From a terrace on the hillside, the villa at Konz overlooked the confluence of the Saar and the Mosel. It was an imperial summer palace built in the 2nd half of the 4th century. In his Mosella (verses 367-369), the late Roman poet Ausonius sings of the landscape "below the emperor’s walls" - sub Augustis muris. Several imperial edicts which give the date and location were published in the summer months here in Contionacum (today Konz).
The site was chosen at a place where earlier buildings had stood. The north façade faces the Mosel and rises above it on massive foundations and a high plinth. It consisted of three protruding pavilions joined by open galleries. Behind the central structure there was a heated apsidal hall (15 x 11.5 m) with a portal opening onto the Saar. Finely furnished rooms were aligned either side of the reception hall and the adjoining internal courtyards.
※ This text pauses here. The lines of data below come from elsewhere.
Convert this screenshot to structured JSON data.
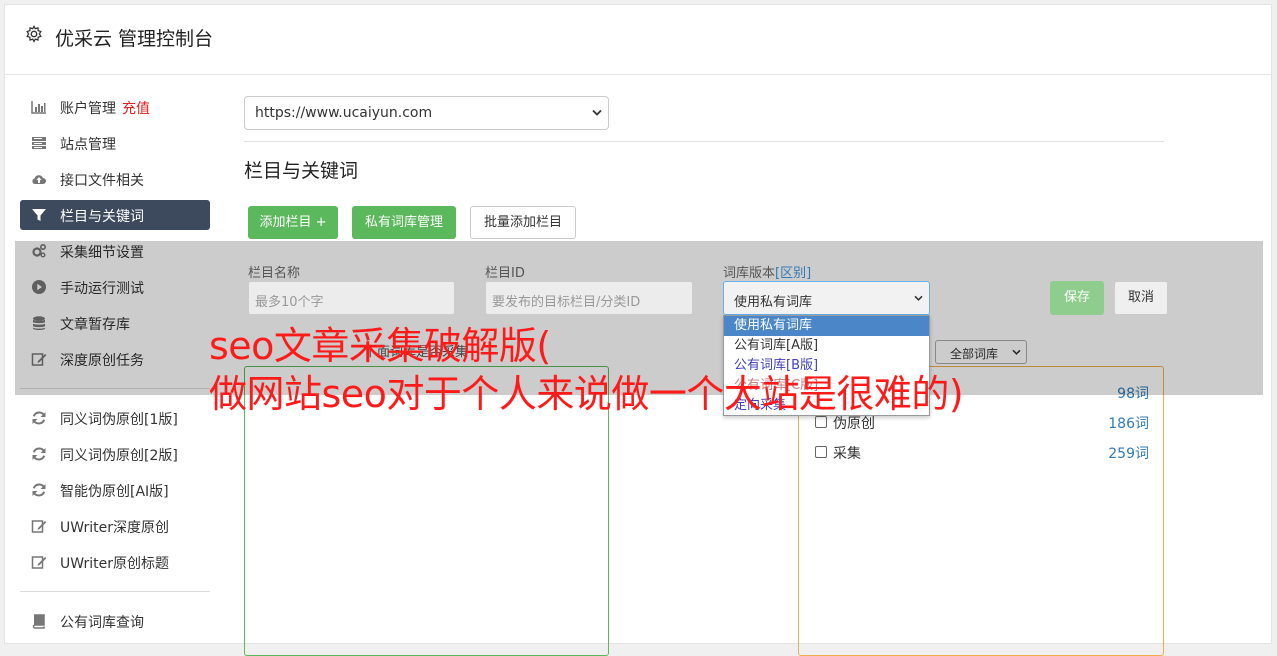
{
  "header": {
    "title": "优采云 管理控制台",
    "icon": "gear-icon"
  },
  "sidebar": {
    "items": [
      {
        "label": "账户管理",
        "extra": "充值",
        "icon": "bar-chart-icon",
        "active": false
      },
      {
        "label": "站点管理",
        "icon": "server-icon",
        "active": false
      },
      {
        "label": "接口文件相关",
        "icon": "cloud-upload-icon",
        "active": false
      },
      {
        "label": "栏目与关键词",
        "icon": "filter-icon",
        "active": true
      },
      {
        "label": "采集细节设置",
        "icon": "cogs-icon",
        "active": false
      },
      {
        "label": "手动运行测试",
        "icon": "play-circle-icon",
        "active": false
      },
      {
        "label": "文章暂存库",
        "icon": "database-icon",
        "active": false
      },
      {
        "label": "深度原创任务",
        "icon": "edit-icon",
        "active": false
      }
    ],
    "items2": [
      {
        "label": "同义词伪原创[1版]",
        "icon": "refresh-icon"
      },
      {
        "label": "同义词伪原创[2版]",
        "icon": "refresh-icon"
      },
      {
        "label": "智能伪原创[AI版]",
        "icon": "refresh-icon"
      },
      {
        "label": "UWriter深度原创",
        "icon": "edit-icon"
      },
      {
        "label": "UWriter原创标题",
        "icon": "edit-icon"
      }
    ],
    "items3": [
      {
        "label": "公有词库查询",
        "icon": "book-icon"
      }
    ]
  },
  "main": {
    "site_select": {
      "value": "https://www.ucaiyun.com"
    },
    "section_title": "栏目与关键词",
    "buttons": {
      "add_column": "添加栏目 +",
      "private_lib": "私有词库管理",
      "batch_add": "批量添加栏目"
    },
    "form": {
      "name_label": "栏目名称",
      "name_placeholder": "最多10个字",
      "id_label": "栏目ID",
      "id_placeholder": "要发布的目标栏目/分类ID",
      "version_label": "词库版本",
      "version_link": "[区别]",
      "version_value": "使用私有词库",
      "save": "保存",
      "cancel": "取消"
    },
    "dropdown_options": [
      "使用私有词库",
      "公有词库[A版]",
      "公有词库[B版]",
      "公有词库[C版]",
      "定向采集"
    ],
    "hidden_label": "下面词库是否采集",
    "filter_select": "全部词库",
    "libraries": [
      {
        "name": "",
        "count": "98词"
      },
      {
        "name": "伪原创",
        "count": "186词"
      },
      {
        "name": "采集",
        "count": "259词"
      }
    ]
  },
  "watermark": {
    "line1": "seo文章采集破解版(",
    "line2": "做网站seo对于个人来说做一个大站是很难的)"
  },
  "colors": {
    "primary_green": "#5cb85c",
    "sidebar_active": "#3d4a5d",
    "link_blue": "#337ab7",
    "watermark_red": "#ff1a1a"
  }
}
The highest standing remains are those of the baths at the south-east corner. The apse of the cold-water pool in the frigidarium still stands 4 m high.
A station on the Roads of the Romans.